-- Opening Marker --

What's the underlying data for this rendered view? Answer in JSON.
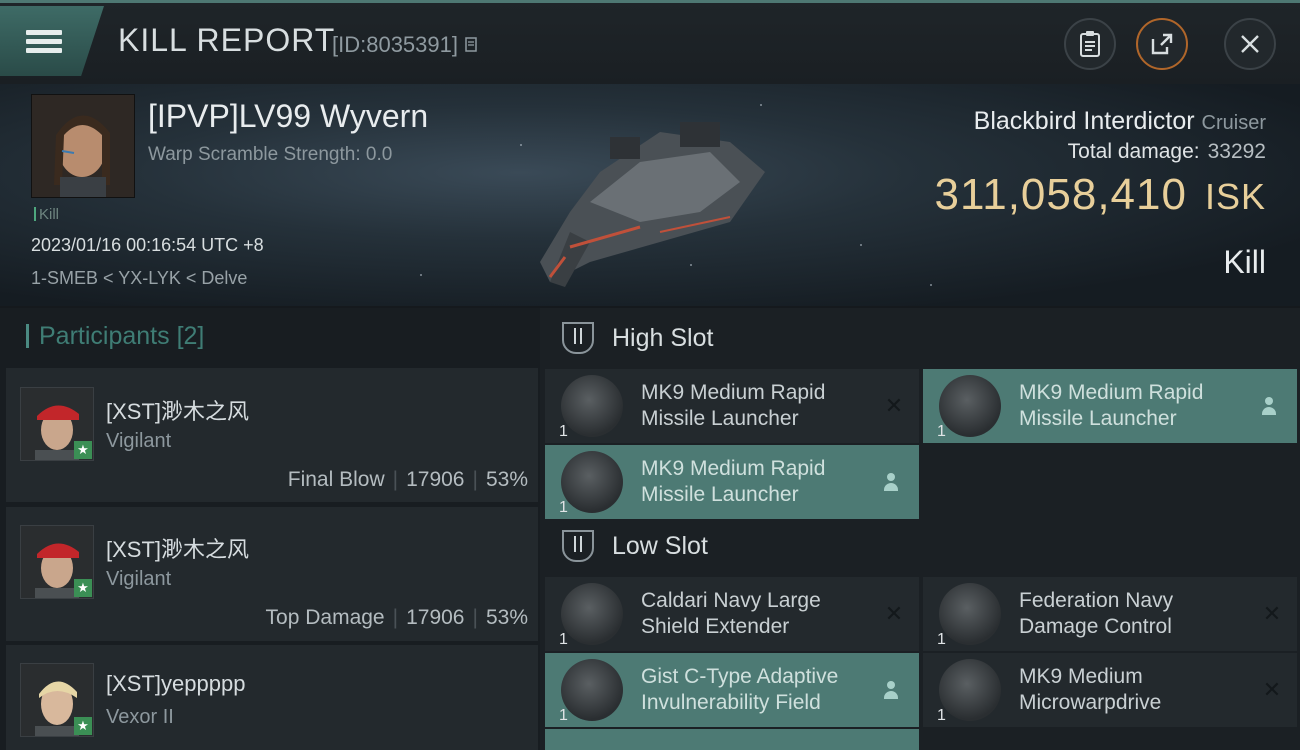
{
  "header": {
    "title": "KILL REPORT",
    "kill_id": "[ID:8035391]",
    "icons": [
      "menu-icon",
      "clipboard-icon",
      "share-icon",
      "close-icon"
    ]
  },
  "victim": {
    "name": "[IPVP]LV99 Wyvern",
    "warp_scramble": "Warp Scramble Strength: 0.0",
    "kill_tag": "Kill",
    "datetime": "2023/01/16 00:16:54 UTC +8",
    "location": "1-SMEB < YX-LYK < Delve"
  },
  "ship": {
    "name": "Blackbird Interdictor",
    "class": "Cruiser",
    "total_damage_label": "Total damage:",
    "total_damage": "33292",
    "isk_value": "311,058,410",
    "isk_unit": "ISK",
    "result": "Kill"
  },
  "participants": {
    "header": "Participants",
    "count": "[2]",
    "rows": [
      {
        "name": "[XST]渺木之风",
        "ship": "Vigilant",
        "label": "Final Blow",
        "damage": "17906",
        "percent": "53%"
      },
      {
        "name": "[XST]渺木之风",
        "ship": "Vigilant",
        "label": "Top Damage",
        "damage": "17906",
        "percent": "53%"
      },
      {
        "name": "[XST]yeppppp",
        "ship": "Vexor II",
        "label": "",
        "damage": "",
        "percent": ""
      }
    ],
    "badge": "★"
  },
  "fittings": {
    "high_slot_label": "High Slot",
    "low_slot_label": "Low Slot",
    "high": [
      {
        "qty": "1",
        "name_l1": "MK9 Medium Rapid",
        "name_l2": "Missile Launcher",
        "state": "destroyed"
      },
      {
        "qty": "1",
        "name_l1": "MK9 Medium Rapid",
        "name_l2": "Missile Launcher",
        "state": "dropped"
      },
      {
        "qty": "1",
        "name_l1": "MK9 Medium Rapid",
        "name_l2": "Missile Launcher",
        "state": "dropped"
      }
    ],
    "low": [
      {
        "qty": "1",
        "name_l1": "Caldari Navy Large",
        "name_l2": "Shield Extender",
        "state": "destroyed"
      },
      {
        "qty": "1",
        "name_l1": "Federation Navy",
        "name_l2": "Damage Control",
        "state": "destroyed"
      },
      {
        "qty": "1",
        "name_l1": "Gist C-Type Adaptive",
        "name_l2": "Invulnerability Field",
        "state": "dropped"
      },
      {
        "qty": "1",
        "name_l1": "MK9 Medium",
        "name_l2": "Microwarpdrive",
        "state": "destroyed"
      }
    ],
    "destroyed_glyph": "✕"
  }
}
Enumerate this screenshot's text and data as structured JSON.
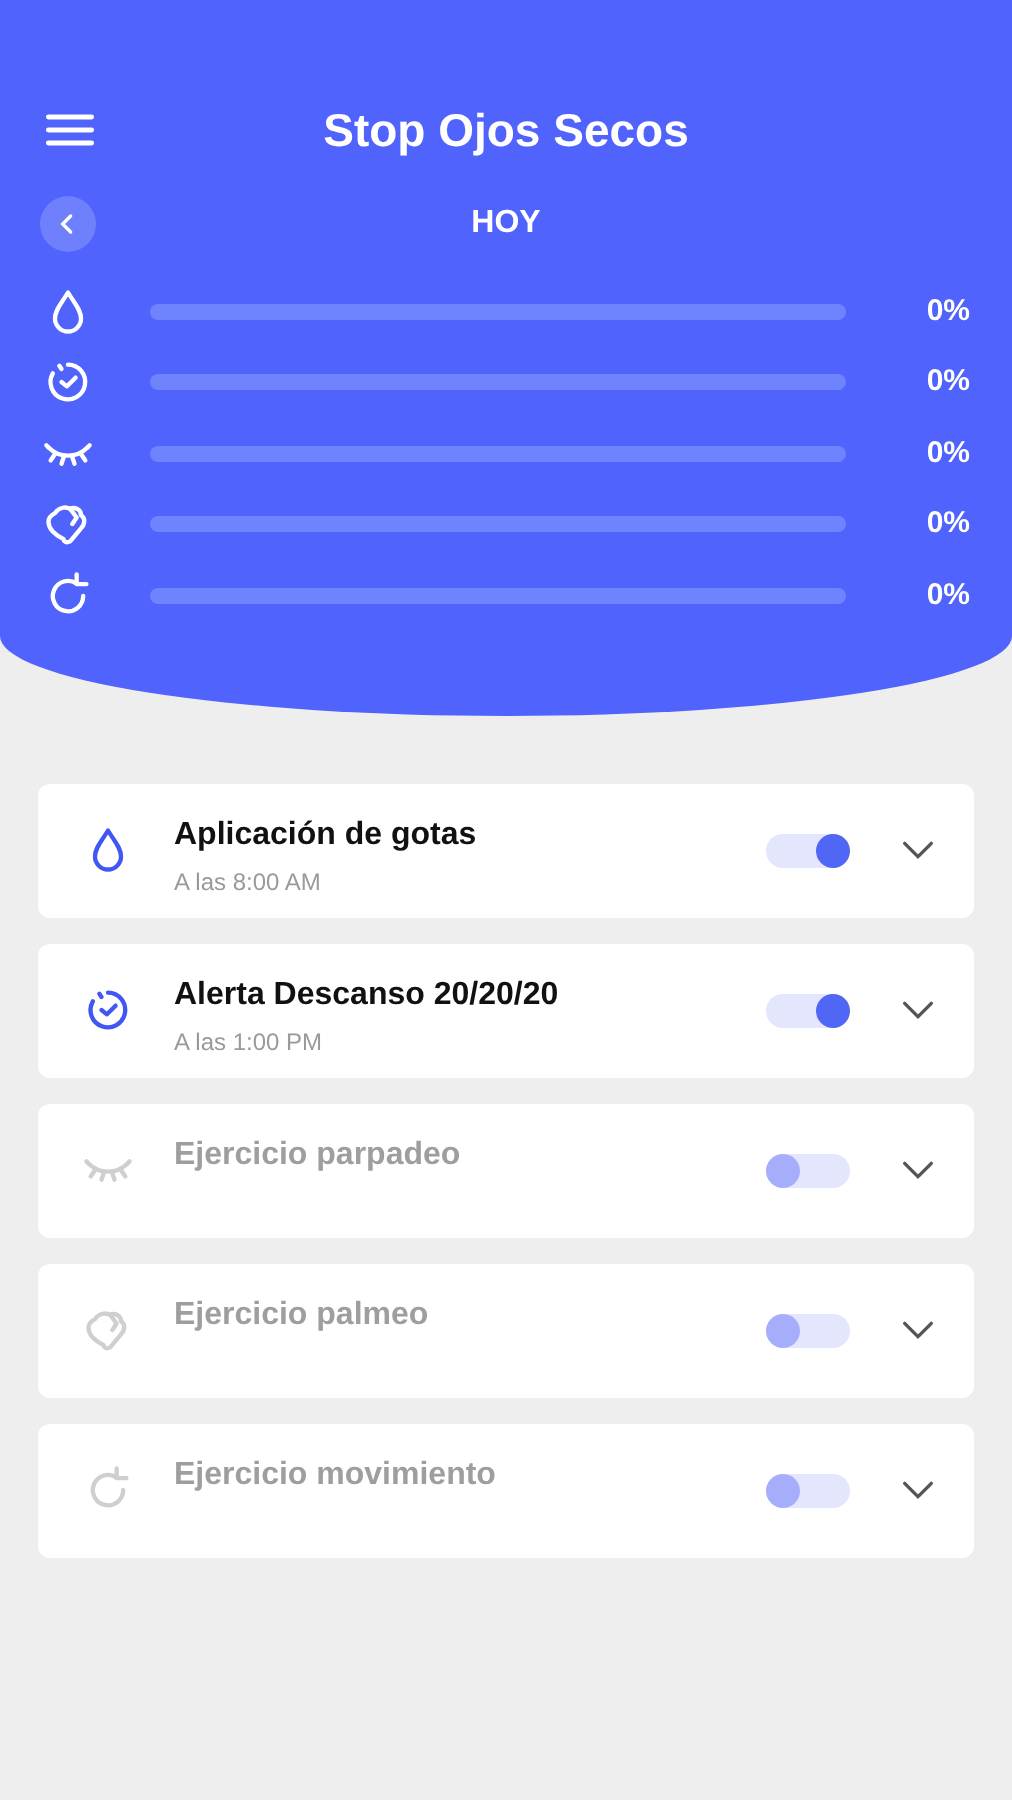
{
  "header": {
    "title": "Stop Ojos Secos",
    "day": "HOY"
  },
  "progress": [
    {
      "level": 0,
      "reading": "0%"
    },
    {
      "level": 0,
      "reading": "0%"
    },
    {
      "level": 0,
      "reading": "0%"
    },
    {
      "level": 0,
      "reading": "0%"
    },
    {
      "level": 0,
      "reading": "0%"
    }
  ],
  "reminders": [
    {
      "title": "Aplicación de gotas",
      "time": "A las 8:00 AM",
      "on": true
    },
    {
      "title": "Alerta Descanso 20/20/20",
      "time": "A las 1:00 PM",
      "on": true
    },
    {
      "title": "Ejercicio parpadeo",
      "on": false
    },
    {
      "title": "Ejercicio palmeo",
      "on": false
    },
    {
      "title": "Ejercicio movimiento",
      "on": false
    }
  ]
}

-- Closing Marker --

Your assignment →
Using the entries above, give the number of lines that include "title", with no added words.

Response →
7